┌──
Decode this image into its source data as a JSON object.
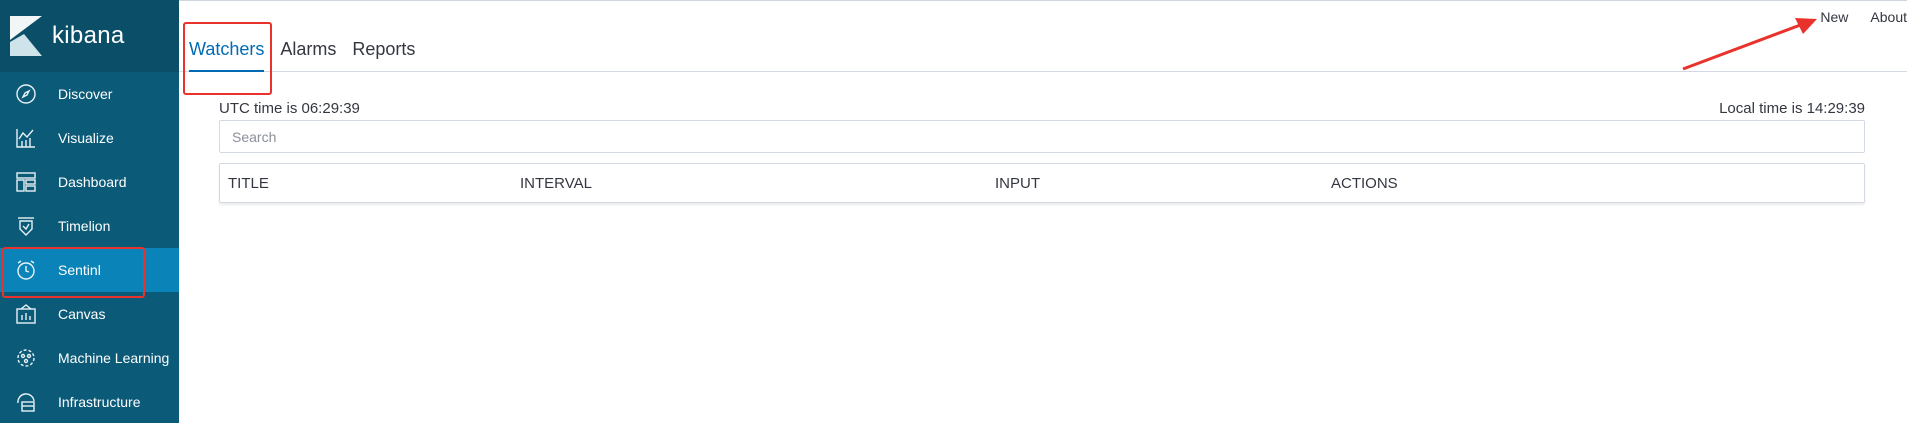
{
  "brand": {
    "name": "kibana"
  },
  "sidebar": {
    "items": [
      {
        "label": "Discover",
        "icon": "compass-icon"
      },
      {
        "label": "Visualize",
        "icon": "chart-icon"
      },
      {
        "label": "Dashboard",
        "icon": "dashboard-icon"
      },
      {
        "label": "Timelion",
        "icon": "timelion-icon"
      },
      {
        "label": "Sentinl",
        "icon": "alarm-clock-icon",
        "active": true
      },
      {
        "label": "Canvas",
        "icon": "canvas-icon"
      },
      {
        "label": "Machine Learning",
        "icon": "machine-learning-icon"
      },
      {
        "label": "Infrastructure",
        "icon": "infrastructure-icon"
      }
    ]
  },
  "tabs": [
    {
      "label": "Watchers",
      "active": true
    },
    {
      "label": "Alarms"
    },
    {
      "label": "Reports"
    }
  ],
  "top_links": {
    "new": "New",
    "about": "About"
  },
  "times": {
    "utc": "UTC time is 06:29:39",
    "local": "Local time is 14:29:39"
  },
  "search": {
    "placeholder": "Search",
    "value": ""
  },
  "table": {
    "headers": [
      "TITLE",
      "INTERVAL",
      "INPUT",
      "ACTIONS"
    ]
  },
  "colors": {
    "sidebar": "#0b5a78",
    "active_item": "#0a84b8",
    "accent": "#006bb4",
    "annotation": "#e8322b"
  }
}
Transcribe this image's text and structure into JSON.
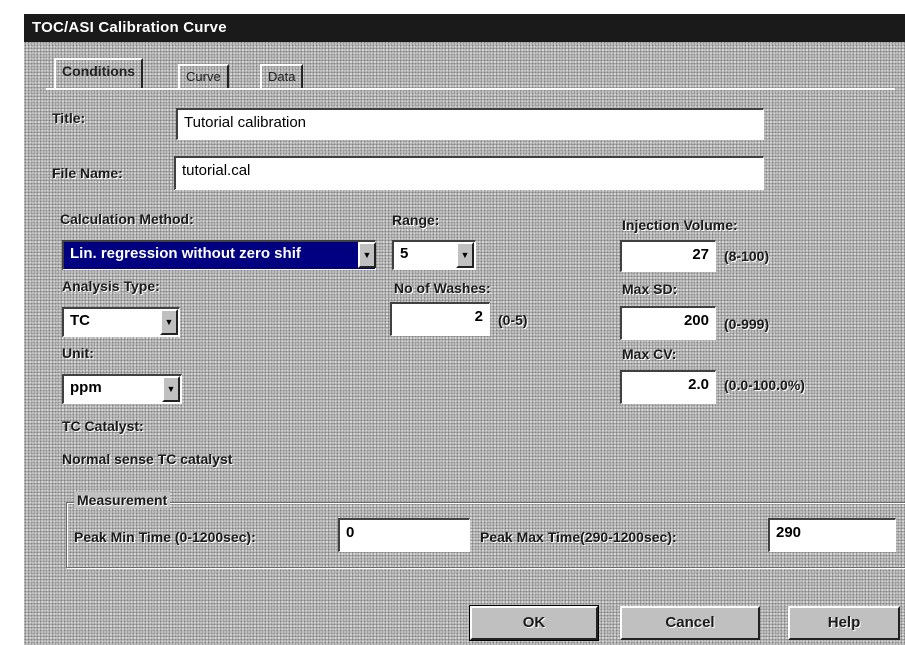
{
  "window": {
    "title": "TOC/ASI Calibration Curve"
  },
  "tabs": [
    {
      "label": "Conditions"
    },
    {
      "label": "Curve"
    },
    {
      "label": "Data"
    }
  ],
  "form": {
    "title_label": "Title:",
    "title_value": "Tutorial calibration",
    "filename_label": "File Name:",
    "filename_value": "tutorial.cal",
    "calc_method_label": "Calculation Method:",
    "calc_method_value": "Lin. regression without zero shif",
    "range_label": "Range:",
    "range_value": "5",
    "injection_volume_label": "Injection Volume:",
    "injection_volume_value": "27",
    "injection_volume_range": "(8-100)",
    "analysis_type_label": "Analysis Type:",
    "analysis_type_value": "TC",
    "washes_label": "No of Washes:",
    "washes_value": "2",
    "washes_range": "(0-5)",
    "max_sd_label": "Max SD:",
    "max_sd_value": "200",
    "max_sd_range": "(0-999)",
    "unit_label": "Unit:",
    "unit_value": "ppm",
    "max_cv_label": "Max CV:",
    "max_cv_value": "2.0",
    "max_cv_range": "(0.0-100.0%)",
    "tc_catalyst_label": "TC Catalyst:",
    "tc_catalyst_value": "Normal sense TC catalyst"
  },
  "measurement": {
    "group_label": "Measurement",
    "peak_min_label": "Peak Min Time (0-1200sec):",
    "peak_min_value": "0",
    "peak_max_label": "Peak Max Time(290-1200sec):",
    "peak_max_value": "290"
  },
  "buttons": {
    "ok": "OK",
    "cancel": "Cancel",
    "help": "Help"
  }
}
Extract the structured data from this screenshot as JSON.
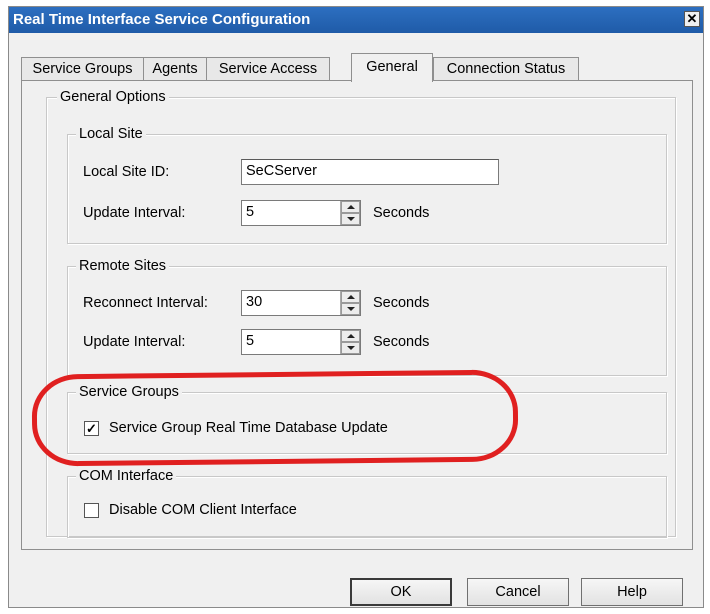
{
  "window": {
    "title": "Real Time Interface Service Configuration",
    "close_glyph": "✕"
  },
  "tabs": [
    {
      "label": "Service Groups"
    },
    {
      "label": "Agents"
    },
    {
      "label": "Service Access"
    },
    {
      "label": "General",
      "active": true
    },
    {
      "label": "Connection Status"
    }
  ],
  "general_options": {
    "legend": "General Options",
    "local_site": {
      "legend": "Local Site",
      "site_id_label": "Local Site ID:",
      "site_id_value": "SeCServer",
      "update_label": "Update Interval:",
      "update_value": "5",
      "update_unit": "Seconds"
    },
    "remote_sites": {
      "legend": "Remote Sites",
      "reconnect_label": "Reconnect Interval:",
      "reconnect_value": "30",
      "reconnect_unit": "Seconds",
      "update_label": "Update Interval:",
      "update_value": "5",
      "update_unit": "Seconds"
    },
    "service_groups": {
      "legend": "Service Groups",
      "checkbox_label": "Service Group Real Time Database Update",
      "checked": true,
      "check_glyph": "✓"
    },
    "com_interface": {
      "legend": "COM Interface",
      "checkbox_label": "Disable COM Client Interface",
      "checked": false
    }
  },
  "buttons": {
    "ok": "OK",
    "cancel": "Cancel",
    "help": "Help"
  },
  "annotation_color": "#e02020"
}
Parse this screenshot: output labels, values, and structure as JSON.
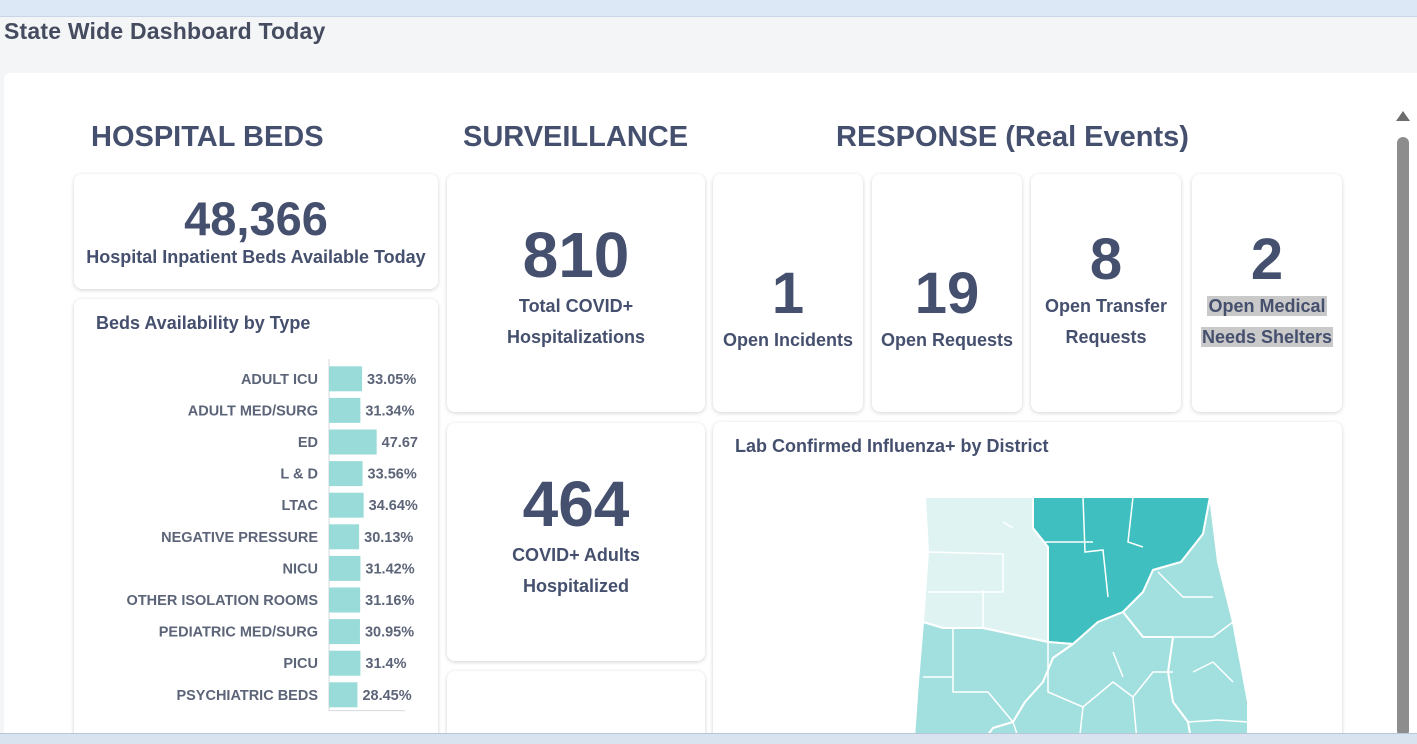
{
  "page": {
    "title": "State Wide Dashboard Today"
  },
  "sections": {
    "beds": "HOSPITAL BEDS",
    "surveillance": "SURVEILLANCE",
    "response": "RESPONSE (Real Events)"
  },
  "beds_available": {
    "value": "48,366",
    "label": "Hospital Inpatient Beds Available Today"
  },
  "surveillance": {
    "total": {
      "value": "810",
      "line1": "Total COVID+",
      "line2": "Hospitalizations"
    },
    "adults": {
      "value": "464",
      "line1": "COVID+ Adults",
      "line2": "Hospitalized"
    }
  },
  "response": {
    "incidents": {
      "value": "1",
      "label": "Open Incidents"
    },
    "requests": {
      "value": "19",
      "label": "Open Requests"
    },
    "transfers": {
      "value": "8",
      "line1": "Open Transfer",
      "line2": "Requests"
    },
    "shelters": {
      "value": "2",
      "line1": "Open Medical",
      "line2": "Needs Shelters"
    }
  },
  "map": {
    "title": "Lab Confirmed Influenza+ by District",
    "colors": {
      "dark": "#3fbfbf",
      "mid": "#a2e0df",
      "light": "#dff3f3"
    }
  },
  "chart_data": {
    "type": "bar",
    "orientation": "horizontal",
    "title": "Beds Availability by Type",
    "categories": [
      "ADULT ICU",
      "ADULT MED/SURG",
      "ED",
      "L & D",
      "LTAC",
      "NEGATIVE PRESSURE",
      "NICU",
      "OTHER ISOLATION ROOMS",
      "PEDIATRIC MED/SURG",
      "PICU",
      "PSYCHIATRIC BEDS"
    ],
    "values": [
      33.05,
      31.34,
      47.67,
      33.56,
      34.64,
      30.13,
      31.42,
      31.16,
      30.95,
      31.4,
      28.45
    ],
    "labels": [
      "33.05%",
      "31.34%",
      "47.67",
      "33.56%",
      "34.64%",
      "30.13%",
      "31.42%",
      "31.16%",
      "30.95%",
      "31.4%",
      "28.45%"
    ],
    "bar_color": "#99dbd8"
  }
}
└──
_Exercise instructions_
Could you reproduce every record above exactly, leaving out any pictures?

_Result_
Decode this image into its source data as a JSON object.
{
  "brand": {
    "name": "kibana"
  },
  "sidebar": {
    "items": [
      {
        "label": "Discover",
        "icon": "compass-icon"
      },
      {
        "label": "Visualize",
        "icon": "chart-icon"
      },
      {
        "label": "Dashboard",
        "icon": "dashboard-icon"
      },
      {
        "label": "Timelion",
        "icon": "timelion-icon"
      },
      {
        "label": "Sentinl",
        "icon": "alarm-clock-icon",
        "active": true
      },
      {
        "label": "Canvas",
        "icon": "canvas-icon"
      },
      {
        "label": "Machine Learning",
        "icon": "machine-learning-icon"
      },
      {
        "label": "Infrastructure",
        "icon": "infrastructure-icon"
      }
    ]
  },
  "tabs": [
    {
      "label": "Watchers",
      "active": true
    },
    {
      "label": "Alarms"
    },
    {
      "label": "Reports"
    }
  ],
  "top_links": {
    "new": "New",
    "about": "About"
  },
  "times": {
    "utc": "UTC time is 06:29:39",
    "local": "Local time is 14:29:39"
  },
  "search": {
    "placeholder": "Search",
    "value": ""
  },
  "table": {
    "headers": [
      "TITLE",
      "INTERVAL",
      "INPUT",
      "ACTIONS"
    ]
  },
  "colors": {
    "sidebar": "#0b5a78",
    "active_item": "#0a84b8",
    "accent": "#006bb4",
    "annotation": "#e8322b"
  }
}
Transcribe this image's text and structure into JSON.
{
  "window": {
    "title": "TOC/ASI Calibration Curve"
  },
  "tabs": [
    {
      "label": "Conditions"
    },
    {
      "label": "Curve"
    },
    {
      "label": "Data"
    }
  ],
  "form": {
    "title_label": "Title:",
    "title_value": "Tutorial calibration",
    "filename_label": "File Name:",
    "filename_value": "tutorial.cal",
    "calc_method_label": "Calculation Method:",
    "calc_method_value": "Lin. regression without zero shif",
    "range_label": "Range:",
    "range_value": "5",
    "injection_volume_label": "Injection Volume:",
    "injection_volume_value": "27",
    "injection_volume_range": "(8-100)",
    "analysis_type_label": "Analysis Type:",
    "analysis_type_value": "TC",
    "washes_label": "No of Washes:",
    "washes_value": "2",
    "washes_range": "(0-5)",
    "max_sd_label": "Max SD:",
    "max_sd_value": "200",
    "max_sd_range": "(0-999)",
    "unit_label": "Unit:",
    "unit_value": "ppm",
    "max_cv_label": "Max CV:",
    "max_cv_value": "2.0",
    "max_cv_range": "(0.0-100.0%)",
    "tc_catalyst_label": "TC Catalyst:",
    "tc_catalyst_value": "Normal sense TC catalyst"
  },
  "measurement": {
    "group_label": "Measurement",
    "peak_min_label": "Peak Min Time (0-1200sec):",
    "peak_min_value": "0",
    "peak_max_label": "Peak Max Time(290-1200sec):",
    "peak_max_value": "290"
  },
  "buttons": {
    "ok": "OK",
    "cancel": "Cancel",
    "help": "Help"
  }
}
Extract the structured data from this screenshot as JSON.
{
  "window": {
    "title": "Real Time Interface Service Configuration",
    "close_glyph": "✕"
  },
  "tabs": [
    {
      "label": "Service Groups"
    },
    {
      "label": "Agents"
    },
    {
      "label": "Service Access"
    },
    {
      "label": "General",
      "active": true
    },
    {
      "label": "Connection Status"
    }
  ],
  "general_options": {
    "legend": "General Options",
    "local_site": {
      "legend": "Local Site",
      "site_id_label": "Local Site ID:",
      "site_id_value": "SeCServer",
      "update_label": "Update Interval:",
      "update_value": "5",
      "update_unit": "Seconds"
    },
    "remote_sites": {
      "legend": "Remote Sites",
      "reconnect_label": "Reconnect Interval:",
      "reconnect_value": "30",
      "reconnect_unit": "Seconds",
      "update_label": "Update Interval:",
      "update_value": "5",
      "update_unit": "Seconds"
    },
    "service_groups": {
      "legend": "Service Groups",
      "checkbox_label": "Service Group Real Time Database Update",
      "checked": true,
      "check_glyph": "✓"
    },
    "com_interface": {
      "legend": "COM Interface",
      "checkbox_label": "Disable COM Client Interface",
      "checked": false
    }
  },
  "buttons": {
    "ok": "OK",
    "cancel": "Cancel",
    "help": "Help"
  },
  "annotation_color": "#e02020"
}
Parse this screenshot: output labels, values, and structure as JSON.
{
  "page": {
    "title": "State Wide Dashboard Today"
  },
  "sections": {
    "beds": "HOSPITAL BEDS",
    "surveillance": "SURVEILLANCE",
    "response": "RESPONSE (Real Events)"
  },
  "beds_available": {
    "value": "48,366",
    "label": "Hospital Inpatient Beds Available Today"
  },
  "surveillance": {
    "total": {
      "value": "810",
      "line1": "Total COVID+",
      "line2": "Hospitalizations"
    },
    "adults": {
      "value": "464",
      "line1": "COVID+ Adults",
      "line2": "Hospitalized"
    }
  },
  "response": {
    "incidents": {
      "value": "1",
      "label": "Open Incidents"
    },
    "requests": {
      "value": "19",
      "label": "Open Requests"
    },
    "transfers": {
      "value": "8",
      "line1": "Open Transfer",
      "line2": "Requests"
    },
    "shelters": {
      "value": "2",
      "line1": "Open Medical",
      "line2": "Needs Shelters"
    }
  },
  "map": {
    "title": "Lab Confirmed Influenza+ by District",
    "colors": {
      "dark": "#3fbfbf",
      "mid": "#a2e0df",
      "light": "#dff3f3"
    }
  },
  "chart_data": {
    "type": "bar",
    "orientation": "horizontal",
    "title": "Beds Availability by Type",
    "categories": [
      "ADULT ICU",
      "ADULT MED/SURG",
      "ED",
      "L & D",
      "LTAC",
      "NEGATIVE PRESSURE",
      "NICU",
      "OTHER ISOLATION ROOMS",
      "PEDIATRIC MED/SURG",
      "PICU",
      "PSYCHIATRIC BEDS"
    ],
    "values": [
      33.05,
      31.34,
      47.67,
      33.56,
      34.64,
      30.13,
      31.42,
      31.16,
      30.95,
      31.4,
      28.45
    ],
    "labels": [
      "33.05%",
      "31.34%",
      "47.67",
      "33.56%",
      "34.64%",
      "30.13%",
      "31.42%",
      "31.16%",
      "30.95%",
      "31.4%",
      "28.45%"
    ],
    "bar_color": "#99dbd8"
  }
}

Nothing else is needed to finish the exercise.